Dehydration During Pregnancy: What Are the Symptoms?
Pregnant women should be on the lookout for dehydration. When your body loses water more than what you are consuming, dehydration happens. It is crucial for women who are pregnant to remain properly hydrated.
You will require more water if you are pregnant because water is very crucial for the growth of your baby. For the placenta to develop normally, a sufficient amount water is required. The amniotic sac also needs water as your pregnancy progresses. Dehydration should, therefore, be prevented while you are pregnant.
Dehydration Signs and Symptoms When Pregnant
Although certain symptoms can be easily noticeable, others may not. The following dehydration symptoms mostly show up during dehydration:
- Thirstiness - this is the first symptom and also the one that goes unnoticed. Thirstiness should not be ignored, but instead, be addressed by regularly drinking water with a minimum of one glass per hour.
- Lightheadedness - this can happen when you are bending over, kneeling, or standing. This is caused by a fall in your blood pressure as a result of dehydration.
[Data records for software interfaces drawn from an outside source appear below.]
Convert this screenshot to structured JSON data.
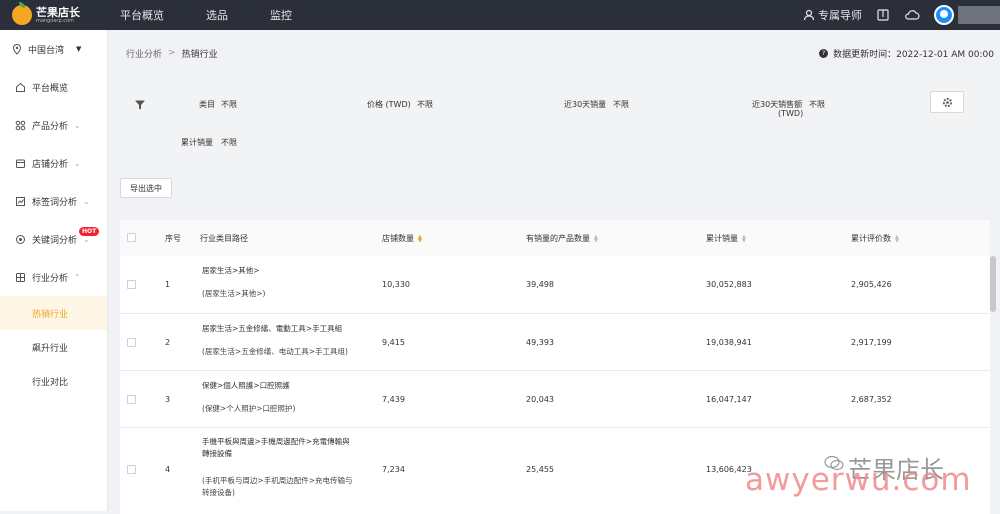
{
  "brand": {
    "name": "芒果店长",
    "domain": "mangoerp.com"
  },
  "topnav": [
    "平台概览",
    "选品",
    "监控"
  ],
  "top_right": {
    "mentor": "专属导师"
  },
  "sidebar": {
    "region": "中国台湾",
    "items": [
      {
        "label": "平台概览"
      },
      {
        "label": "产品分析"
      },
      {
        "label": "店铺分析"
      },
      {
        "label": "标签词分析"
      },
      {
        "label": "关键词分析",
        "badge": "HOT"
      },
      {
        "label": "行业分析"
      }
    ],
    "subitems": [
      "热销行业",
      "飙升行业",
      "行业对比"
    ]
  },
  "breadcrumb": {
    "parent": "行业分析",
    "sep": ">",
    "current": "热销行业"
  },
  "update_time": "数据更新时间：2022-12-01 AM 00:00",
  "filters": {
    "category_label": "类目",
    "category_value": "不限",
    "price_label": "价格 (TWD)",
    "price_value": "不限",
    "sales30_label": "近30天销量",
    "sales30_value": "不限",
    "revenue30_label": "近30天销售额",
    "revenue30_label2": "(TWD)",
    "revenue30_value": "不限",
    "total_sales_label": "累计销量",
    "total_sales_value": "不限"
  },
  "export_label": "导出选中",
  "table": {
    "headers": [
      "序号",
      "行业类目路径",
      "店铺数量",
      "有销量的产品数量",
      "累计销量",
      "累计评价数"
    ],
    "rows": [
      {
        "idx": "1",
        "path1": "居家生活>其他>",
        "path2": "(居家生活>其他>)",
        "shops": "10,330",
        "products": "39,498",
        "sales": "30,052,883",
        "reviews": "2,905,426"
      },
      {
        "idx": "2",
        "path1": "居家生活>五金修繕、電動工具>手工具組",
        "path2": "(居家生活>五金修缮、电动工具>手工具组)",
        "shops": "9,415",
        "products": "49,393",
        "sales": "19,038,941",
        "reviews": "2,917,199"
      },
      {
        "idx": "3",
        "path1": "保健>個人照護>口腔照護",
        "path2": "(保健>个人照护>口腔照护)",
        "shops": "7,439",
        "products": "20,043",
        "sales": "16,047,147",
        "reviews": "2,687,352"
      },
      {
        "idx": "4",
        "path1": "手機平板與周邊>手機周邊配件>充電傳輸與",
        "path1b": "轉接設備",
        "path2": "(手机平板与周边>手机周边配件>充电传输与",
        "path2b": "转接设备)",
        "shops": "7,234",
        "products": "25,455",
        "sales": "13,606,423",
        "reviews": ""
      }
    ]
  },
  "watermark": {
    "cn": "芒果店长",
    "en": "awyerwu.com"
  }
}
- Headache - one of the common symptoms of dehydration, especially migraine. To ease your headache, take in plenty of water.
Other signs and symptoms include:
- Dark-colored, smelly urine
- Chapped lips and an engorged tongue
- Dry nose and mouth
- Nausea and vomiting
- Lack of attentiveness
- Dry skin
- Urinary tract infection
The Effects of Dehydration in Pregnant Women
There are two risks associated with dehydration during the first trimester of pregnancy:
Risks to the mother - Frequent morning sickness that is characterized by nausea and vomiting can lead to dehydration during pregnancy.
If you are pregnant and fails to prevent dehydration by drinking sufficient fluids, hospitalization may be needed where the fluids will be administered intravenously.
- Risks to the baby - There is no sufficient supply of amniotic fluid if the fluids in the mother's body are not enough. This directly affects the baby’s development. If the amniotic fluid is not enough, the unborn baby lies contrary to the uterus instead of floating in the sac. Physical distortions of the feet and hands can result from this.
Dehydration can lead to premature births in the pregnancy’s second and third trimesters. It is the third most common triggering factor for the contraction of the uterus at the time of labor.
Premature Birth and Dehydration
Oxytocin, which is the hormone that enables labor contractions, rises when the volume of blood decreases during dehydration. Premature labor can occur because of this. However, this can be avoided by rehydrating the pregnant woman.
A rise in body temperature because of dehydration further leads to problems like muscle cramping and heat exhaustion. The breast milk's nutritional value can also be altered if the mother is frequently dehydrated.
Although dehydration is very common among pregnant women, it can be prevented by adhering to certain correct measures. The best remedy for dehydration is by drinking lots of water. A nausea-related dehydration should be treated with the help of a doctor.
How to Avoid Dehydration While Pregnant
To prevent dehydration, you should take in a lot of water with a minimum of eight glasses per day. To ensure that you and your unborn child stay well-hydrated, refrain from having drinks with caffeine since they can cause frequent urination; hence, causing dehydration.